Until now, we've looked at the cybersecurity skills gap in a very broad sense, as if all security jobs and needs are equal. Maybe it's time we look at the skills gap problem in different ways.
According to a new U.K.-based study, 100 percent of test spear phishing attacks gained access to sensitive university data in less than two hours.
EdTech today stores more personally identifiable information on K-12 students than ever, but the FBI warns that much of that data is severely exposed to threat actors.
The supply/demand ratio for the cyber workforce is now about 2.3 skilled workers per job opening, according to NIST. Security leaders need to be more creative to fill the gaps in their teams.
A love of the visual arts and a passion for drama brought Allison Ritter to the IBM X-Force Command Center. She channels these passions to create engaging, interactive security lessons for clients.
The National Institute for Cybersecurity Education is leading the charge in K–12 security awareness training.
When he's not helping clients stay on top of cloud security, Andi Hudson is reaching out to schools to spread awareness about careers in technology and the importance of data privacy.
It's up to security and educational leaders alike to improve and expand opportunities for cybersecurity education.
As threat research team lead at Trusteer, Tomer guards the gateway to both known and unknown threats and passes along his insights to help banking customers protect themselves from social engineering.

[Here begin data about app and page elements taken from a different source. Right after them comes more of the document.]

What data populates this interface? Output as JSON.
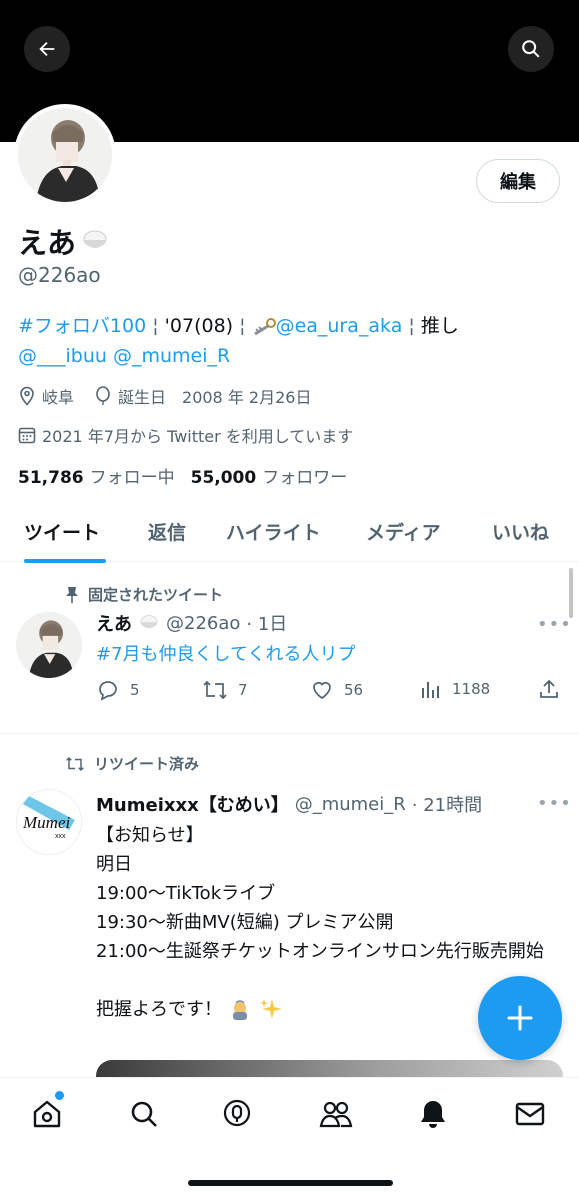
{
  "header": {
    "back_icon": "back-arrow-icon",
    "search_icon": "search-icon"
  },
  "profile": {
    "name": "えあ",
    "name_emoji": "rice-bowl-icon",
    "handle": "@226ao",
    "edit_label": "編集",
    "bio": {
      "hashtag": "#フォロバ100",
      "sep1": " ¦ ",
      "year": "'07(08)",
      "sep2": " ¦ ",
      "key_emoji": "key-icon",
      "mention1": "@ea_ura_aka",
      "sep3": " ¦ ",
      "oshi": "推し",
      "mention2": "@___ibuu",
      "mention3": "@_mumei_R"
    },
    "location": "岐阜",
    "birthday": "誕生日　2008 年 2月26日",
    "joined": "2021 年7月から Twitter を利用しています",
    "following_count": "51,786",
    "following_label": "フォロー中",
    "followers_count": "55,000",
    "followers_label": "フォロワー"
  },
  "tabs": [
    "ツイート",
    "返信",
    "ハイライト",
    "メディア",
    "いいね"
  ],
  "active_tab": 0,
  "tweet1": {
    "context": "固定されたツイート",
    "name": "えあ",
    "handle": "@226ao",
    "time": "· 1日",
    "text": "#7月も仲良くしてくれる人リプ",
    "replies": "5",
    "retweets": "7",
    "likes": "56",
    "views": "1188"
  },
  "tweet2": {
    "context": "リツイート済み",
    "name": "Mumeixxx【むめい】",
    "handle": "@_mumei_R",
    "time": "· 21時間",
    "lines": [
      "【お知らせ】",
      "明日",
      "19:00～TikTokライブ",
      "19:30～新曲MV(短編) プレミア公開",
      "21:00～生誕祭チケットオンラインサロン先行販売開始",
      "",
      "把握よろです！"
    ],
    "emoji": "sparkles-icon"
  },
  "fab_label": "+",
  "colors": {
    "accent": "#1d9bf0",
    "text": "#0f1419",
    "muted": "#536471"
  }
}
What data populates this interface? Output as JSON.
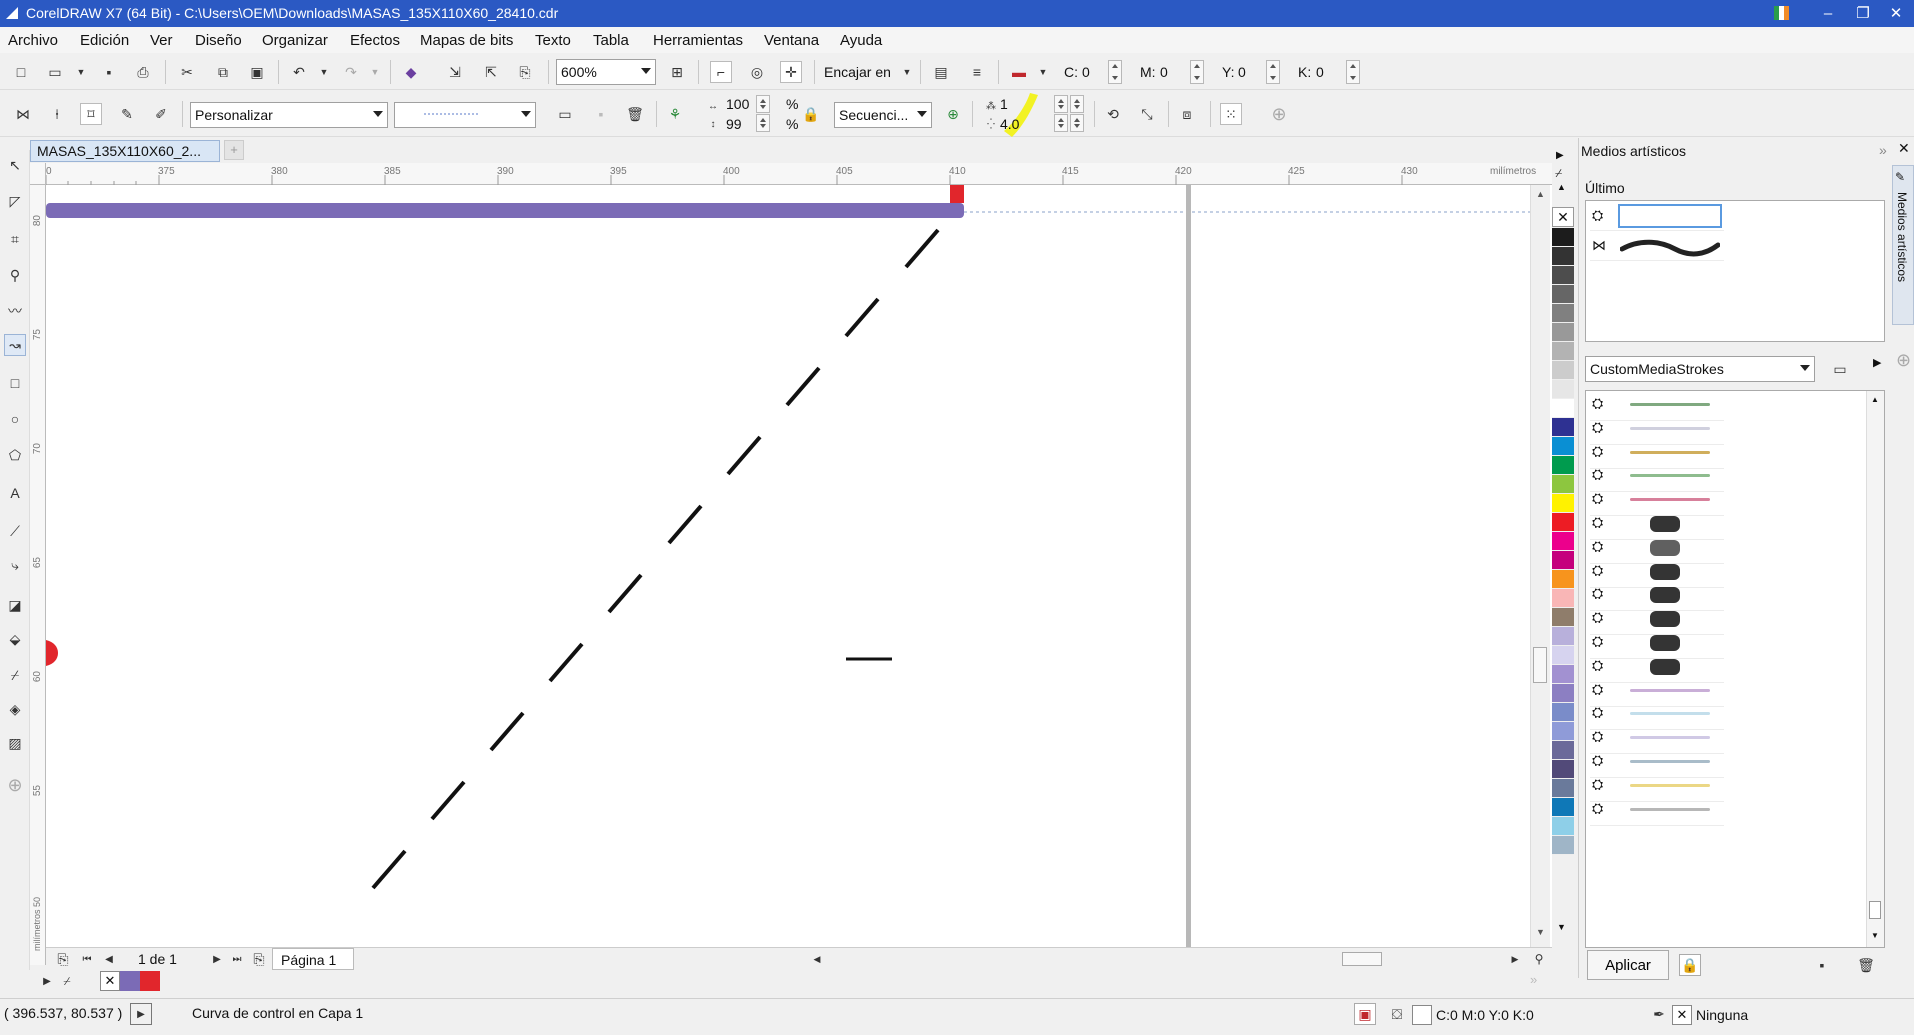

The cybersecurity skills gap will continue to grow until executive leadership takes more creative steps to narrow it.